We are dealing with a battering situation, the result of which, if allowed to go on, will be highly destructive for our city. As a result, I will be more strictly enforcing the rules of the City Council, as per my role as chairperson, provided to me by the Charter of the City of Richmond in accordance with the Constitution of the State of California. Disagreement on issues is expected and can be productive, but where we are at right now is something altogether different.

I call on all members of the City Council and members of the audience to adhere to my call for order during meetings when I put out such a call. The disruptive nature of our Council meetings MUST be reversed.

I will not relinquish my parliamentary procedure duties. I will not let one councilmember hold the city hostage.

Thank you for your support at this critical time. We shall prevail, even among setbacks, to bring forward a political culture whereby the people’s business can be addressed in a healthy and productive way.

 Sincerely,

 Gayle McLaughlin

 Mayor, City of Richmond

Posted on Friday, July 20th, 2012
Under: Contra Costa County, Contra Costa politics, Richmond | 3 Comments »

Contra Costa County office building is weedy and seedy

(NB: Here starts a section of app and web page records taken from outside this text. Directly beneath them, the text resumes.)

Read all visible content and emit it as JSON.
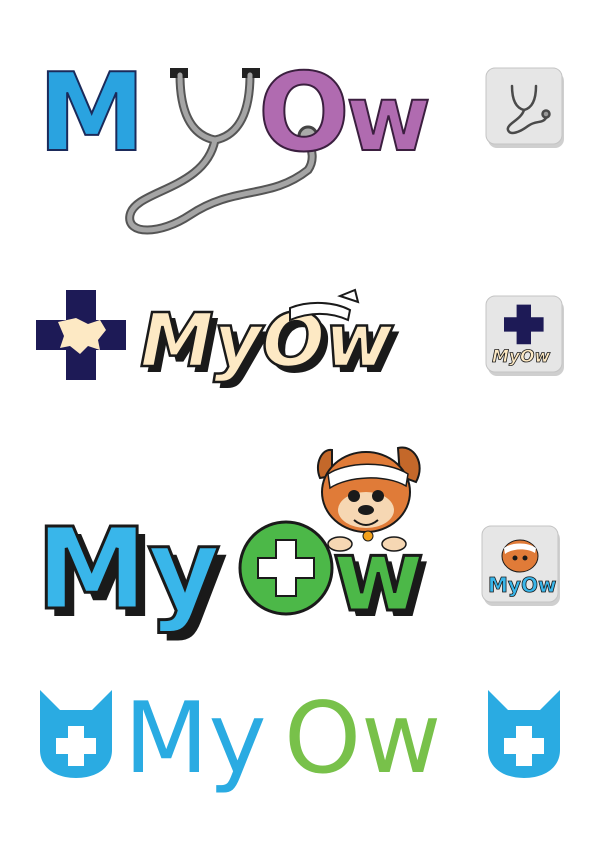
{
  "brand": {
    "name": "MyOw",
    "logo1_letters": [
      "M",
      "y",
      "O",
      "w"
    ],
    "logo2_word": "MyOw",
    "logo3_letters": [
      "My",
      "O",
      "w"
    ],
    "logo4_letters": [
      "My",
      "Ow"
    ]
  },
  "colors": {
    "logo1_m": "#2aa3e0",
    "logo1_ow": "#b06bb0",
    "stethoscope": "#8a8a8a",
    "logo2_fill": "#fde9c4",
    "logo2_navy": "#1d1a56",
    "logo3_my": "#39b6ea",
    "logo3_ow": "#4cb848",
    "logo4_blue": "#2aabe2",
    "logo4_green": "#78c14a"
  },
  "icons": [
    "stethoscope-icon",
    "medical-cross-dog-icon",
    "bandaged-dog-mascot-icon",
    "cat-head-cross-icon"
  ]
}
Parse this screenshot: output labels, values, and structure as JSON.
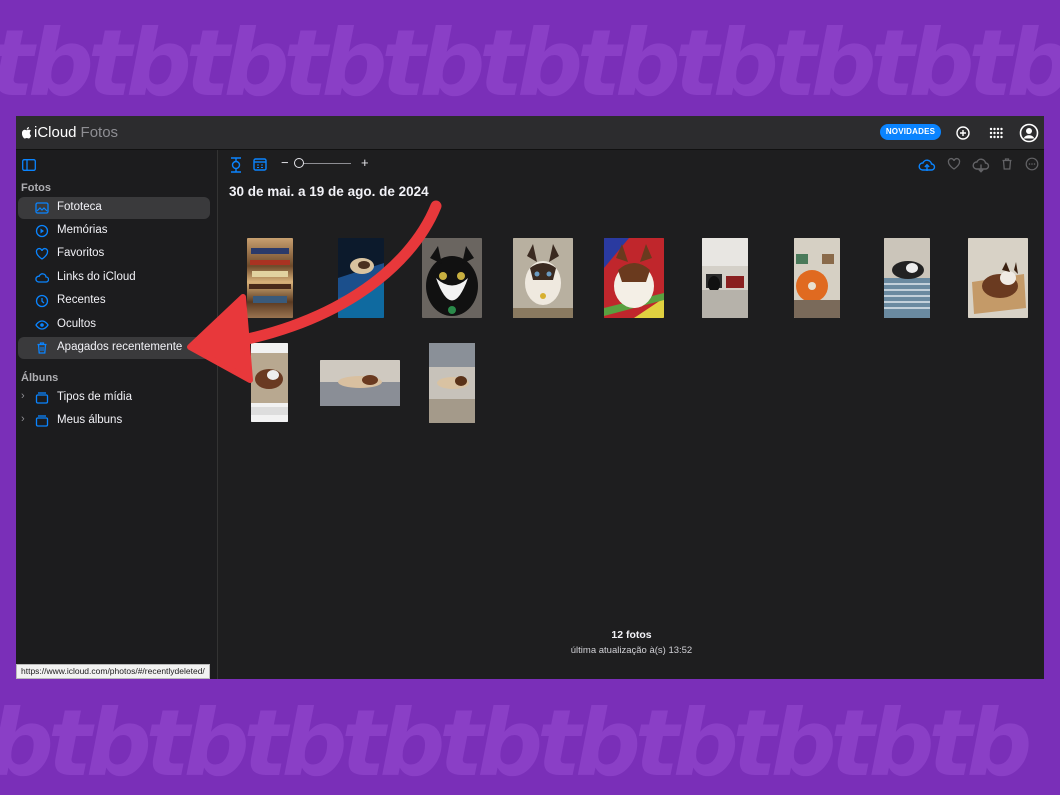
{
  "app": {
    "brand": "iCloud",
    "product": "Fotos"
  },
  "topbar": {
    "news_label": "NOVIDADES"
  },
  "sidebar": {
    "photos_section": "Fotos",
    "items": [
      {
        "label": "Fototeca",
        "icon": "library-icon"
      },
      {
        "label": "Memórias",
        "icon": "memories-icon"
      },
      {
        "label": "Favoritos",
        "icon": "heart-icon"
      },
      {
        "label": "Links do iCloud",
        "icon": "cloud-link-icon"
      },
      {
        "label": "Recentes",
        "icon": "clock-icon"
      },
      {
        "label": "Ocultos",
        "icon": "eye-icon"
      },
      {
        "label": "Apagados recentemente",
        "icon": "trash-icon"
      }
    ],
    "albums_section": "Álbuns",
    "albums": [
      {
        "label": "Tipos de mídia",
        "icon": "folder-icon"
      },
      {
        "label": "Meus álbuns",
        "icon": "folder-icon"
      }
    ]
  },
  "main": {
    "date_range": "30 de mai. a 19 de ago. de 2024",
    "photo_count": "12 fotos",
    "last_update": "última atualização à(s) 13:52"
  },
  "status_url": "https://www.icloud.com/photos/#/recentlydeleted/",
  "colors": {
    "accent": "#0a84ff",
    "arrow": "#e8383b",
    "background": "#7a2fb8"
  },
  "watermark": "tb"
}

Lord knows, Contra Costa County is short on cash like every other public agency but the state of the landscaping at its offices on Arnold Drive in Martinez is disgraceful.

The grass is dead. Weeds abound. Shrubs and trees are dying. When I drove through the parking lot other evening after a county worker called and complained about it, the grounds were downright ghetto. (See pictures below.)

If my yard in Martinez resembled this one, the city would be on my doorstep and rightfully demanding I clean it up.

Public Works Director Julie Bueren says the original private building owner installed way too much lawn and when budget constraints hit the county a few years ago along with water useage standards imposed by the Contra Costa Water District, the county stopped watering the grass.

“When funding allows, the plan is to re-landscape some of these areas with drought resistant plants and landscape materials that will be less costly to maintain,” Bueren wrote to me in an email.

OK, I get the grass part. It uses a lot of water. At the very least, though, the county could put down some mulch. Replacing existing landscaping with drought resistant plants and shrubs over time is a good idea, too.

But to let those valuable trees and large shrubs die in the interim seems like a terrible waste.

As for the weeds, Bueren says abatement is scheduled for next week.  Thank goodness. Dry vegetation is a fire hazard and the fire district that protects this area has its own financial problems.

 

 

 

Posted on Friday, July 20th, 2012
Under: Contra Costa County, Contra Costa politics | 4 Comments »